_RECORDS PROVIDED_
_____

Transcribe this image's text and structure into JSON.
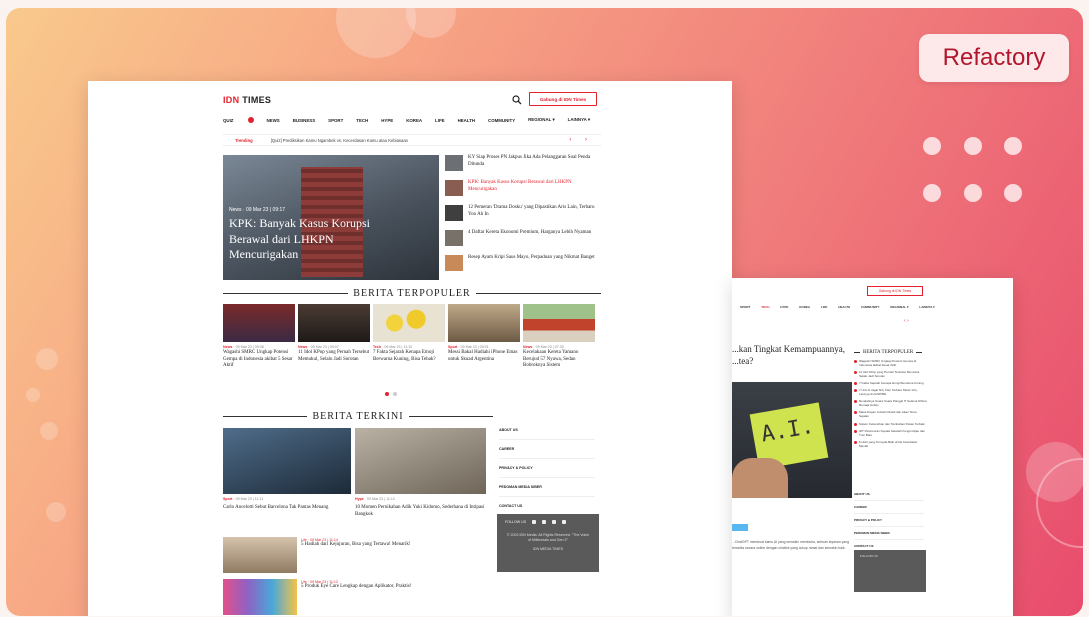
{
  "badge": {
    "label": "Refactory"
  },
  "site": {
    "logo_idn": "IDN",
    "logo_times": "TIMES",
    "join_label": "Gabung di IDN Times",
    "nav": [
      "QUIZ",
      "NEWS",
      "BUSINESS",
      "SPORT",
      "TECH",
      "HYPE",
      "KOREA",
      "LIFE",
      "HEALTH",
      "COMMUNITY",
      "REGIONAL ▾",
      "LAINNYA ▾"
    ],
    "trending_label": "Trending",
    "trending_text": "[Quiz] Prediksikan Kamu Ngambek vs. Kecerdasan Kamu atau Kebiasaan",
    "hero": {
      "tag": "News · 09 Mar 23 | 09:17",
      "title": "KPK: Banyak Kasus Korupsi Berawal dari LHKPN Mencurigakan"
    },
    "side_news": [
      {
        "title": "KY Siap Proses PN Jakpus Jika Ada Pelanggaran Soal Penda Ditunda",
        "red": false
      },
      {
        "title": "KPK: Banyak Kasus Korupsi Berawal dari LHKPN Mencurigakan",
        "red": true
      },
      {
        "title": "12 Pemeran 'Drama Dosku' yang Dipastikan Aris Lain, Terbaru Yoo Ah In",
        "red": false
      },
      {
        "title": "4 Daftar Kereta Ekonomi Premium, Harganya Lebih Nyaman",
        "red": false
      },
      {
        "title": "Resep Ayam Kripi Saus Mayo, Perpaduan yang Nikmat Banget",
        "red": false
      }
    ],
    "popular_heading": "BERITA TERPOPULER",
    "popular": [
      {
        "cat": "News",
        "date": "09 Mar 23 | 09:08",
        "title": "Wagashi SMRC Ungkap Potensi Gempa di Indonesia akibat 5 Sesar Aktif"
      },
      {
        "cat": "News",
        "date": "09 Mar 23 | 09:07",
        "title": "11 Idol KPop yang Pernah Tersebut Memukul, Selalu Jadi Sorotan"
      },
      {
        "cat": "Tech",
        "date": "09 Mar 23 | 11:10",
        "title": "7 Fakta Sejarah Kenapa Emoji Berwarna Kuning, Bisa Tebak?"
      },
      {
        "cat": "Sport",
        "date": "09 Mar 23 | 09:01",
        "title": "Messi Bakal Hadiahi iPhone Emas untuk Skuad Argentina"
      },
      {
        "cat": "News",
        "date": "09 Mar 23 | 07:30",
        "title": "Kecelakaan Kereta Yamano Berujud 57 Nyawa, Sedan Bobroknya Sistem"
      }
    ],
    "latest_heading": "BERITA TERKINI",
    "latest": [
      {
        "cat": "Sport",
        "date": "09 Mar 23 | 11:11",
        "title": "Carlo Ancelotti Sebut Barcelona Tak Pantas Menang"
      },
      {
        "cat": "Hype",
        "date": "09 Mar 23 | 11:12",
        "title": "10 Momen Pernikahan Adik Yuki Kidomo, Sederhana di Intipasi Bangkok"
      }
    ],
    "small_news": [
      {
        "cat": "Life",
        "date": "09 Mar 23 | 11:14",
        "title": "5 Hadiah dari Kejujuran, Bisa yang Tertawa! Menarik!"
      },
      {
        "cat": "Life",
        "date": "09 Mar 23 | 11:13",
        "title": "5 Produk Eye Care Lengkap dengan Aplikator, Praktis!"
      }
    ],
    "footer_links": [
      "ABOUT US",
      "CAREER",
      "PRIVACY & POLICY",
      "PEDOMAN MEDIA SIBER",
      "CONTACT US"
    ],
    "follow_label": "FOLLOW US",
    "copyright": "© 2023 IDN Media. All Rights Reserved. \"The Voice of Millennials and Gen Z\"",
    "copyright2": "IDN MEDIA TIMES"
  },
  "page2": {
    "join_label": "Gabung di IDN Times",
    "nav": [
      "SPORT",
      "TECH",
      "HYPE",
      "KOREA",
      "LIFE",
      "HEALTH",
      "COMMUNITY",
      "REGIONAL ▾",
      "LAINNYA ▾"
    ],
    "headline": "...kan Tingkat Kemampuannya, ...tea?",
    "trending_title": "BERITA TERPOPULER",
    "trending_items": [
      "Wagashi SMRC Ungkap Potensi Gempa di Indonesia akibat Sesar Aktif",
      "11 Idol KPop yang Pernah Tersebut Memukul, Selalu Jadi Sorotan",
      "7 Fakta Sejarah Kenapa Emoji Berwarna Kuning",
      "7 Unit di Jagat Nih, Fitur Terbaru Music Info, Lainnya di ArtSPIRE",
      "Rendahnya Suara Suara Panggil IT Selama Dihina Remaja Hobby",
      "Masa Depan Industri Musik dan Akan Terus Sejalan",
      "Sistem Kebersihan dan Tambahan Pekan Terbaik",
      "IDT Peluncuran Kepala Sekolah Fungsi Hijau dan Tren Baru",
      "5 Hobi yang Ternyata Baik untuk Kesehatan Mental"
    ],
    "links": [
      "ABOUT US",
      "CAREER",
      "PRIVACY & POLICY",
      "PEDOMAN MEDIA SIBER",
      "CONTACT US"
    ],
    "follow_label": "FOLLOW US",
    "body": "...ChatGPT membuat kamu AI yang semakin membuka, sebuah layanan yang tersedia secara online dengan chatbot yang cukup ramai dan semakin baik."
  }
}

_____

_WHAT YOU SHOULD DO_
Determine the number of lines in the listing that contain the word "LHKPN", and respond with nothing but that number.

_ANSWER TO THE PROBLEM_
2